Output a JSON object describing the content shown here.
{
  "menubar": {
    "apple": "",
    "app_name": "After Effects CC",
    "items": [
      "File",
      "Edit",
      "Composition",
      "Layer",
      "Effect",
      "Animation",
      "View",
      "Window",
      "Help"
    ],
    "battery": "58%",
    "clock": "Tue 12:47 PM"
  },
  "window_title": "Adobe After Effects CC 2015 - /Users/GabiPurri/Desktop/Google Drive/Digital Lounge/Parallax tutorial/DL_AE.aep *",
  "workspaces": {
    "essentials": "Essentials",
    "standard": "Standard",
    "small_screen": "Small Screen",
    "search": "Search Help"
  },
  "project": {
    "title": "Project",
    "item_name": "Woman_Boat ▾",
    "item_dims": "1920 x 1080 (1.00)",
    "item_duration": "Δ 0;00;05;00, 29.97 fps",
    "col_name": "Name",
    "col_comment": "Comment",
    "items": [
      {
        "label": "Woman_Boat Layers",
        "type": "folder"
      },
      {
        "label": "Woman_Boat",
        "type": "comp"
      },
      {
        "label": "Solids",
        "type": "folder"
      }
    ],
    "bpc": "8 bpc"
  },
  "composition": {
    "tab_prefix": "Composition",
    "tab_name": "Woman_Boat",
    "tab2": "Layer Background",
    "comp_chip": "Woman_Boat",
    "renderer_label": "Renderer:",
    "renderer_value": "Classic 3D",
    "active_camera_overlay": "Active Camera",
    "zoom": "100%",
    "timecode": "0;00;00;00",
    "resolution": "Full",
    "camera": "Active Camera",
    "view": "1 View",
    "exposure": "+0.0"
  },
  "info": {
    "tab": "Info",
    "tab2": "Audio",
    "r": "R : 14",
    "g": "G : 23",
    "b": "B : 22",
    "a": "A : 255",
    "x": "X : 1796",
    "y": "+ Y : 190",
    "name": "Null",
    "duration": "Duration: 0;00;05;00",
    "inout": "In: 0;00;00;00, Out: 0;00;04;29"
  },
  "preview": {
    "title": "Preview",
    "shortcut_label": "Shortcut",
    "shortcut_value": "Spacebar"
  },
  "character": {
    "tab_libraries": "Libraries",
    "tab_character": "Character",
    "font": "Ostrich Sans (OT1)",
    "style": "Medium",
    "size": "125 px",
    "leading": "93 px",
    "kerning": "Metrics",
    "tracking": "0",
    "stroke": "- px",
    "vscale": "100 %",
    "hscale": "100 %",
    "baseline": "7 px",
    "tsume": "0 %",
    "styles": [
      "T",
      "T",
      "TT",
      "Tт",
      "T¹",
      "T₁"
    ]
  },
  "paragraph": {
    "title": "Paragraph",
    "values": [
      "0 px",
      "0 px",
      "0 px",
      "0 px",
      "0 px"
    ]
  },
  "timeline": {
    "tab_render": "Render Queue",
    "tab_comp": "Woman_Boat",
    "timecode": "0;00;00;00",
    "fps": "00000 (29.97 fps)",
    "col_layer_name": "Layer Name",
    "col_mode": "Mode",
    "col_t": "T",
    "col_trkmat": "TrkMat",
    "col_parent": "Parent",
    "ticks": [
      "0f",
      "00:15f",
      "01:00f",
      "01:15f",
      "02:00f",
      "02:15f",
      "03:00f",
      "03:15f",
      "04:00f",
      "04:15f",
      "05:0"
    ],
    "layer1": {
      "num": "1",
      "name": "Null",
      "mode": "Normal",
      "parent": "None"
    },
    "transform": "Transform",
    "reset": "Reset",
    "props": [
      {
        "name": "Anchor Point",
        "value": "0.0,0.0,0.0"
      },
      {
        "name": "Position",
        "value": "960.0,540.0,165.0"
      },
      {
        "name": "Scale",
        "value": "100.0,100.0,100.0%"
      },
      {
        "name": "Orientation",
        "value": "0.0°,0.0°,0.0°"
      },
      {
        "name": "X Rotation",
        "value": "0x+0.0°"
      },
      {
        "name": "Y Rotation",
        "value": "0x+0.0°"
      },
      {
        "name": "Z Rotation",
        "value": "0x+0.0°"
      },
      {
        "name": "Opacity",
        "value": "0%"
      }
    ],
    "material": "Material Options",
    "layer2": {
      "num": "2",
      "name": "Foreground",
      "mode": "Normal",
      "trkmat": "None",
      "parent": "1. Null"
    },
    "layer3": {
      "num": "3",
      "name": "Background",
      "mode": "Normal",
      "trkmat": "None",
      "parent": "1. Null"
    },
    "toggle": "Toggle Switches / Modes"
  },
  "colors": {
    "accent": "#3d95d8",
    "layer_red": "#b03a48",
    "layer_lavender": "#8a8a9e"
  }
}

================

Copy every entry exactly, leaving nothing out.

**RESPONSE BELOW**
Output a JSON object describing the content shown here.
{
  "menubar": {
    "apple": "",
    "app_name": "After Effects CC",
    "items": [
      "File",
      "Edit",
      "Composition",
      "Layer",
      "Effect",
      "Animation",
      "View",
      "Window",
      "Help"
    ],
    "battery": "58%",
    "clock": "Tue 12:47 PM"
  },
  "window_title": "Adobe After Effects CC 2015 - /Users/GabiPurri/Desktop/Google Drive/Digital Lounge/Parallax tutorial/DL_AE.aep *",
  "workspaces": {
    "essentials": "Essentials",
    "standard": "Standard",
    "small_screen": "Small Screen",
    "search": "Search Help"
  },
  "project": {
    "title": "Project",
    "item_name": "Woman_Boat ▾",
    "item_dims": "1920 x 1080 (1.00)",
    "item_duration": "Δ 0;00;05;00, 29.97 fps",
    "col_name": "Name",
    "col_comment": "Comment",
    "items": [
      {
        "label": "Woman_Boat Layers",
        "type": "folder"
      },
      {
        "label": "Woman_Boat",
        "type": "comp"
      },
      {
        "label": "Solids",
        "type": "folder"
      }
    ],
    "bpc": "8 bpc"
  },
  "composition": {
    "tab_prefix": "Composition",
    "tab_name": "Woman_Boat",
    "tab2": "Layer Background",
    "comp_chip": "Woman_Boat",
    "renderer_label": "Renderer:",
    "renderer_value": "Classic 3D",
    "active_camera_overlay": "Active Camera",
    "zoom": "100%",
    "timecode": "0;00;00;00",
    "resolution": "Full",
    "camera": "Active Camera",
    "view": "1 View",
    "exposure": "+0.0"
  },
  "info": {
    "tab": "Info",
    "tab2": "Audio",
    "r": "R : 14",
    "g": "G : 23",
    "b": "B : 22",
    "a": "A : 255",
    "x": "X : 1796",
    "y": "+ Y : 190",
    "name": "Null",
    "duration": "Duration: 0;00;05;00",
    "inout": "In: 0;00;00;00, Out: 0;00;04;29"
  },
  "preview": {
    "title": "Preview",
    "shortcut_label": "Shortcut",
    "shortcut_value": "Spacebar"
  },
  "character": {
    "tab_libraries": "Libraries",
    "tab_character": "Character",
    "font": "Ostrich Sans (OT1)",
    "style": "Medium",
    "size": "125 px",
    "leading": "93 px",
    "kerning": "Metrics",
    "tracking": "0",
    "stroke": "- px",
    "vscale": "100 %",
    "hscale": "100 %",
    "baseline": "7 px",
    "tsume": "0 %",
    "styles": [
      "T",
      "T",
      "TT",
      "Tт",
      "T¹",
      "T₁"
    ]
  },
  "paragraph": {
    "title": "Paragraph",
    "values": [
      "0 px",
      "0 px",
      "0 px",
      "0 px",
      "0 px"
    ]
  },
  "timeline": {
    "tab_render": "Render Queue",
    "tab_comp": "Woman_Boat",
    "timecode": "0;00;00;00",
    "fps": "00000 (29.97 fps)",
    "col_layer_name": "Layer Name",
    "col_mode": "Mode",
    "col_t": "T",
    "col_trkmat": "TrkMat",
    "col_parent": "Parent",
    "ticks": [
      "0f",
      "00:15f",
      "01:00f",
      "01:15f",
      "02:00f",
      "02:15f",
      "03:00f",
      "03:15f",
      "04:00f",
      "04:15f",
      "05:0"
    ],
    "layer1": {
      "num": "1",
      "name": "Null",
      "mode": "Normal",
      "parent": "None"
    },
    "transform": "Transform",
    "reset": "Reset",
    "props": [
      {
        "name": "Anchor Point",
        "value": "0.0,0.0,0.0"
      },
      {
        "name": "Position",
        "value": "960.0,540.0,165.0"
      },
      {
        "name": "Scale",
        "value": "100.0,100.0,100.0%"
      },
      {
        "name": "Orientation",
        "value": "0.0°,0.0°,0.0°"
      },
      {
        "name": "X Rotation",
        "value": "0x+0.0°"
      },
      {
        "name": "Y Rotation",
        "value": "0x+0.0°"
      },
      {
        "name": "Z Rotation",
        "value": "0x+0.0°"
      },
      {
        "name": "Opacity",
        "value": "0%"
      }
    ],
    "material": "Material Options",
    "layer2": {
      "num": "2",
      "name": "Foreground",
      "mode": "Normal",
      "trkmat": "None",
      "parent": "1. Null"
    },
    "layer3": {
      "num": "3",
      "name": "Background",
      "mode": "Normal",
      "trkmat": "None",
      "parent": "1. Null"
    },
    "toggle": "Toggle Switches / Modes"
  },
  "colors": {
    "accent": "#3d95d8",
    "layer_red": "#b03a48",
    "layer_lavender": "#8a8a9e"
  }
}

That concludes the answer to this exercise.